Following a number of other South American countries, Bolivia plans to adopt a defined contribution scheme. As in Chile, Bolivian's system would rely on accounts handled by private firms, but there is a twist.
Bolivia's plan is to privatize six state-owned industries, selling a 50% stake and management control to an outside investor and using the other half to fund the new retirement system. Each Bolivian adult would receive an allocation of shares that would go into his or her pension account and could not be redeemed until retirement.
By this means, money management firms - which still need to be set up - would immediately have assets to handle. Over time, contributions from workers, and possibly employers, would go into the new system.
At least in the near term, the planned scheme won't fully replace Bolivia's current pay-as-you-go pension program.
According to Carlos Guevara, a consultant working with the pensions secretariat in Bolivia's Ministry of Capitalization in La Paz. Bolivia probably will retain both its existing and new pension schemes. Workers will choose which system they prefer.
"Originally, the idea was to replace the pay-as-you-go system with a fully funded plan," said Mr. Guevara. "But right now, because of political reasons, it's contemplated that both systems might run in parallel for some time to come - although that hasn't been absolutely decided yet."
The proposed pension scheme is part of Bolivia's overall move toward more of a market economy. Bolivian officials have been discussing the pensions aspect for the past several years, but implementation has been delayed. Among the reasons have been squabbles over such things as the design of the new funds, benefits that may or may not have to be adjusted, and, broadly, how existing plans would coordinate with the new arrangements.
Bolivia now has 26 industry pension plans representing such groups as teachers, miners and others. Although all of these plans use a pay-as-you-go funding arrangement, they differ in benefits offered and retirement ages. It might prove impossible to make the new private scheme look more attractive to some groups than the benefits of their existing plans.
"There is a great deal of ignorance, prejudice and narrow interests" of labor groups and political parties that will influence people's decision over which pension system to choose, said Mr. Guevara. On an "unprejudiced basis," workers would "choose the new system because it will be fully funded. But because a number of other elements will come into play.....that aren't rational, (at least some) people may stay in the old system."
But even though disputes over the creation of the funds haven't been resolved, Bolivia is still moving forward with the privatization aspect of the program. So far, it has privatized the state electricity company, the telephone company and, in mid-October, expected to have privatized the state airline. By year's end, Bolivia expects to have privatized its state railroad and tin smelting company, and, in early 1996, its oil company. Shares intended for the new private pension program are being parked with a fiduciary bank until the new scheme is created.

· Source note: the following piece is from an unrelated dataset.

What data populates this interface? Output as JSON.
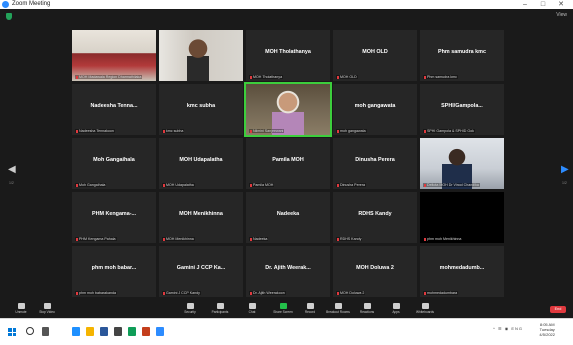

By the middle of next year, Bolivia officials expect to have picked three private firms that will manage assets of the new system. Firms will be selected through an international bidding process. The Bolivian government will hire an investment bank - to be chosen through a bidding process - that will "promote this business opportunity" in Bolivia, said Mr. Guevara.
When the new system starts, each of the three managers should get about $600 million to $700 million from the shares of state companies distributed to the adult public. And those assets should expand through contributions. According to Mr. Guevara, it's projected that each of the managers will have nearly $1 billion under management by 2002.
Mr. Guevara hopes a bill to create the new pension program will pass, if not this year, then sometime in the first half of 1996. In December "there will be municipal elections that may make it impossible for" enabling legislation to pass this year, he said.
Will the eventual system be a great benefit to Bolivia? Timothy Sharples, an actuary with Callund Consulting Ltd., Maidenhead, England, believes it's a good way of privatizing companies, because the money allotted to Bolivians will be saved until retirement and, in the process, will help build the capital markets. But the program would only give people a one-time allocation; it wouldn't force them to set up long-term savings plans. And those too young would be excluded from this disbursement of company shares. Therefore, Mr. Sharples sees Bolivia's plan as "a good way to privatize. But I'm not sure it's a good way to build a universal pension system."